The totalitarian regime, the more restrictions
Economists point out that the higher the level of a country's development, the more liberal it relates to this topic. And vice versa: fearing an outflow of funds, less developed countries prohibit dual citizenship. For example, if you have a Kazakhstan passport, and you became a citizen of another country, without notifying your dear one, you will be deprived of Kazakh. But the United States of America does not prohibit, but does not encourage dual citizenship. After all, it is a potential - and real - headache for officials, who find it much harder to control a bipatrid than the holder of a single passport. Formally, those who acquire American citizenship are obliged to take an oath of allegiance to the United States, but in practice they do not check whether a person has refused the previous one. It is interesting that actively developing countries seek (or consider themselves obliged) to liberalize this issue. Thus, all the countries of Latin America, India and many others over the past decade have introduced dual citizenship. But in Japan or China, children born of mixed marriages between citizens and immigrants will not be able to get a passport.In addition to these countries, South Korea and Cuba also have a strict policy in this regard.

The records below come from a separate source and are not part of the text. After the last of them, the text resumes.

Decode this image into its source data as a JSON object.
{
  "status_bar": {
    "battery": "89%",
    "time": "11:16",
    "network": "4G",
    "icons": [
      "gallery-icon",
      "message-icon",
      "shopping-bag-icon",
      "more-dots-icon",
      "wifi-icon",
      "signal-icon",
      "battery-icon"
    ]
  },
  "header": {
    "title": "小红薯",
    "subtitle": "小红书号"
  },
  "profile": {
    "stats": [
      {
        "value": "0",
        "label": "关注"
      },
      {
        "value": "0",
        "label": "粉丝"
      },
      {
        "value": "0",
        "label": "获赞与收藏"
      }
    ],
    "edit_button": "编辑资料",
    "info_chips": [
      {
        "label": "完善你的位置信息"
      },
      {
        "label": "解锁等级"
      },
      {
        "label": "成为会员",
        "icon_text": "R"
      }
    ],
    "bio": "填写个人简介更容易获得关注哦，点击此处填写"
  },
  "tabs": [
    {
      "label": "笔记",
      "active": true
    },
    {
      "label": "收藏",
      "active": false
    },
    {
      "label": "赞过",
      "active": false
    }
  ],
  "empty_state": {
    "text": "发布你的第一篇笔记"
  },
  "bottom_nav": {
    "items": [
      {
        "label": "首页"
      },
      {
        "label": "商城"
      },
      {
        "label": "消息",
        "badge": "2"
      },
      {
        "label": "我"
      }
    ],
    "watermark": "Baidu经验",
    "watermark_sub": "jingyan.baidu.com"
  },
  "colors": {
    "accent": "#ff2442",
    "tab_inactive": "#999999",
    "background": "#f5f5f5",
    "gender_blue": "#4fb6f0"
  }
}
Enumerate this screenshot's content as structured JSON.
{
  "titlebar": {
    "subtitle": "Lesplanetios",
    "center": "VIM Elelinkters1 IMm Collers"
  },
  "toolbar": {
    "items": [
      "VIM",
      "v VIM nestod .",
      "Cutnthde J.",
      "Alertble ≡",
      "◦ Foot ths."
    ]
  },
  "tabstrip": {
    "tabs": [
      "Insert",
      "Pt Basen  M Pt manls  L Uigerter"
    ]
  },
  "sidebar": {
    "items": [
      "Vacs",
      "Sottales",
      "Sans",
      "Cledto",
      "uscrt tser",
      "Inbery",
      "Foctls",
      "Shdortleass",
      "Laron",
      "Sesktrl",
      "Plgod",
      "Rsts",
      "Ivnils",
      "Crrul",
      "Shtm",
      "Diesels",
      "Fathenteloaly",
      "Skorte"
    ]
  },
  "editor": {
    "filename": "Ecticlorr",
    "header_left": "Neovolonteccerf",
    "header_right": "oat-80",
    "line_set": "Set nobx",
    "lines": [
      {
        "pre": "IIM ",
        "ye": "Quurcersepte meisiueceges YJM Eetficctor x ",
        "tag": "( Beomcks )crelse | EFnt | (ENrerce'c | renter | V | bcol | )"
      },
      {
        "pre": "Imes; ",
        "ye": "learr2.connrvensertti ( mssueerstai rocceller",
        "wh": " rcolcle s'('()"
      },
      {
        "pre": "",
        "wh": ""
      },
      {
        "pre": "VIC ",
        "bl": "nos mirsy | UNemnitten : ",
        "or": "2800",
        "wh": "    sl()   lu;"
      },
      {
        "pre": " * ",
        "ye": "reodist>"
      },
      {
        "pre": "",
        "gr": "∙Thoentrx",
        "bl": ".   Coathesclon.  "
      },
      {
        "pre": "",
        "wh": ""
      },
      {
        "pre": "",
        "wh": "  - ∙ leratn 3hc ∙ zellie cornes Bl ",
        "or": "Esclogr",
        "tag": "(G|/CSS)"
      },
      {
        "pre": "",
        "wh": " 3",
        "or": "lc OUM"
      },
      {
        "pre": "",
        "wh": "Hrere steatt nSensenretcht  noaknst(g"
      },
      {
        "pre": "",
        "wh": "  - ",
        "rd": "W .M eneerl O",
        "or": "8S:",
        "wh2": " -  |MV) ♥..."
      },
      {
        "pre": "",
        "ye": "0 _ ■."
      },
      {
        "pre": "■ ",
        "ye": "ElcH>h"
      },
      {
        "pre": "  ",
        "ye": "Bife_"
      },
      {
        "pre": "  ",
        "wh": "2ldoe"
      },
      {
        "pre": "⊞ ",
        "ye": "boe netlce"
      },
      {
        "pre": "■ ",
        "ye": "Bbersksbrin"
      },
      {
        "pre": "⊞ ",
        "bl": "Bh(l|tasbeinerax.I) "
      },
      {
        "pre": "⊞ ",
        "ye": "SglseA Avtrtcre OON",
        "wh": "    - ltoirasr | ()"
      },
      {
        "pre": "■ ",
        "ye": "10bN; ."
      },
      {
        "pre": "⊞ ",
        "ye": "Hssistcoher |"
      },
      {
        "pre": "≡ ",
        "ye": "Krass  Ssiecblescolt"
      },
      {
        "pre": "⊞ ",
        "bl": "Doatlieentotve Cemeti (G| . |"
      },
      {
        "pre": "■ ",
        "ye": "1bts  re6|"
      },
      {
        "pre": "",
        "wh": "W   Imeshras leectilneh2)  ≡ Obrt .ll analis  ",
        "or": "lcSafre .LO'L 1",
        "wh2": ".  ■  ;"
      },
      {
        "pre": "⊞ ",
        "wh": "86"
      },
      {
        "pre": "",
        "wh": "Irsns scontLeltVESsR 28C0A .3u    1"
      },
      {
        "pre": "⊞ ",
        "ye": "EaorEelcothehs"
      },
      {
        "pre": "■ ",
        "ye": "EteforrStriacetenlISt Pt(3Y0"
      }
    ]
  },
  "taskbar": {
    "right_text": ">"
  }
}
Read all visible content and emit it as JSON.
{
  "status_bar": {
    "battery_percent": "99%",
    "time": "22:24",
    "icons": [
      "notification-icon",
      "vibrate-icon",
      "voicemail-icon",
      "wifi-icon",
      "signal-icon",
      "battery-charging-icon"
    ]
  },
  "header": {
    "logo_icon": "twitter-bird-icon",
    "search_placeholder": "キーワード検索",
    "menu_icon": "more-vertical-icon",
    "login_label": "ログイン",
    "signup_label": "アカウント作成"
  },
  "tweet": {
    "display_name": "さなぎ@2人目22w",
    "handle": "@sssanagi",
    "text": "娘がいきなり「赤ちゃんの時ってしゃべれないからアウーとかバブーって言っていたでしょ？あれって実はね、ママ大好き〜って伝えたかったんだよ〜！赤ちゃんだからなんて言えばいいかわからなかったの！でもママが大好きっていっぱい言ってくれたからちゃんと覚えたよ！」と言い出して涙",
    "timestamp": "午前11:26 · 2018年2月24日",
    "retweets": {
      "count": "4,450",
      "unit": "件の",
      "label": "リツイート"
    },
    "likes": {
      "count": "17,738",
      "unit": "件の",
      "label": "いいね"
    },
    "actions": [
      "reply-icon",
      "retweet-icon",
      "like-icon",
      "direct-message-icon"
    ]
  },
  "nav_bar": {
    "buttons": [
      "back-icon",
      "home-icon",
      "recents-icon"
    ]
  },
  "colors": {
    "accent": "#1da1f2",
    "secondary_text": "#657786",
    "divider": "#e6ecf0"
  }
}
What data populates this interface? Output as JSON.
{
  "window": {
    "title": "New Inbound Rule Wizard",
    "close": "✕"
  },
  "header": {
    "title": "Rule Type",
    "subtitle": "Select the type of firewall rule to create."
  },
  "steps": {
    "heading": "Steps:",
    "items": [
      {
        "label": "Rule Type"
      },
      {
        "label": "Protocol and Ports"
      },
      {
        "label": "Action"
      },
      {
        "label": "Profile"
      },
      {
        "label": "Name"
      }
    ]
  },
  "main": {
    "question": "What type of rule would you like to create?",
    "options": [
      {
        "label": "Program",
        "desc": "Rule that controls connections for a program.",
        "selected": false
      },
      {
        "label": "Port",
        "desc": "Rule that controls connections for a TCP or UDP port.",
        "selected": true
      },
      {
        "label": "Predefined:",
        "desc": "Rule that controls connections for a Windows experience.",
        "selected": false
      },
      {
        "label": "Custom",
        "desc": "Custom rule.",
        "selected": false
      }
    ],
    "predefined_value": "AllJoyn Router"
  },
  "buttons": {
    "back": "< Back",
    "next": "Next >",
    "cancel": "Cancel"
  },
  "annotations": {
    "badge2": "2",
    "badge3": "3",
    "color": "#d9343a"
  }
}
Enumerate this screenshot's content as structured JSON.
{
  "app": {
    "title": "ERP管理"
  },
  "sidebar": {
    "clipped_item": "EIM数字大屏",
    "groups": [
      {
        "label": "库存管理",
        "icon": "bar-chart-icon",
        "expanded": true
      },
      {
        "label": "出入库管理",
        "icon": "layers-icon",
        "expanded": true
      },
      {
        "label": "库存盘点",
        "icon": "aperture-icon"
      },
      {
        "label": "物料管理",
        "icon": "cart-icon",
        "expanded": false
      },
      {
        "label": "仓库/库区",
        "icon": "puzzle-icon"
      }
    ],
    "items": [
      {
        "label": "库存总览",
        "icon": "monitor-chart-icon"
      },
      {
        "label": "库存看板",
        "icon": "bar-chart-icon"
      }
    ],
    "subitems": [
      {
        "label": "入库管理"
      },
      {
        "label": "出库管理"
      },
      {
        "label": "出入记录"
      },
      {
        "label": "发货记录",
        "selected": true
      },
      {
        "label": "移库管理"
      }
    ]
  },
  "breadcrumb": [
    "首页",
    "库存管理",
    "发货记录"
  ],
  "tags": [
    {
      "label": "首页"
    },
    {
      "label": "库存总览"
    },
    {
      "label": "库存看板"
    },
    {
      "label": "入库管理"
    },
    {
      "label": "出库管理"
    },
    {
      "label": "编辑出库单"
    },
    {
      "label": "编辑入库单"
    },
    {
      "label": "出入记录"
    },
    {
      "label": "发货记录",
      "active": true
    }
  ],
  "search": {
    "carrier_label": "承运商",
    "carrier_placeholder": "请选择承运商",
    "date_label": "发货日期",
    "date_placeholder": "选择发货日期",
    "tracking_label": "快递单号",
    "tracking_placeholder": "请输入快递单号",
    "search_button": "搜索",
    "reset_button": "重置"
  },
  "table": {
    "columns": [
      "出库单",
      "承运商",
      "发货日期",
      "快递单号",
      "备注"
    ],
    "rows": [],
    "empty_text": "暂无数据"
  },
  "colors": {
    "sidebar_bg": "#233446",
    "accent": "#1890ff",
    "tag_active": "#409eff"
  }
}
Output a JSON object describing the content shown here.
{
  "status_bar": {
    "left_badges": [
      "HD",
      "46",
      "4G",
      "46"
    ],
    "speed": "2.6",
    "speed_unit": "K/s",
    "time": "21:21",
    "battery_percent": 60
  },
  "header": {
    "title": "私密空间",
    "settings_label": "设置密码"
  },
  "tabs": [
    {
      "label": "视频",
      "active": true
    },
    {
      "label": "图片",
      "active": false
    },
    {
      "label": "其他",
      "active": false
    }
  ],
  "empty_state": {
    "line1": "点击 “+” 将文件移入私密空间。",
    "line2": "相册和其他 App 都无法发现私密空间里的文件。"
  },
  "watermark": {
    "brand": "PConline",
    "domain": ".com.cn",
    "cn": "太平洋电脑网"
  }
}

On the question of whether it is possible to have dual citizenship, we have already received an answer. Another question: "What does this give us?" First of all, freedom of movement. In the case of Russia, you must enter and leave with a Russian passport. But to pass the border of another state can already as a citizen of another country. Only you need to competently figure out who and what to present the document. For example, if you travel from Russia by train to Poland or Germany via Belarus, Belarusian border guards are better not to show the EU passport. As citizens of the European Union are required to have a transit visa, and if you don’t have one, they can easily be taken off the train. How to get dual citizenship depends on the country. For example, in Poland you will be able to apply for it, having lived for at least two years with a permanent residence permit (before receiving which at least another three to five years must pass) and married to a citizen - three. Dual citizenship can also be obtained at birth, when it is given to a child both by mother and father.But some countries will require, upon reaching the age of scion age, that he decide who his subject wants to be. One of the biggest problems is the need to carry out military service in two states at once.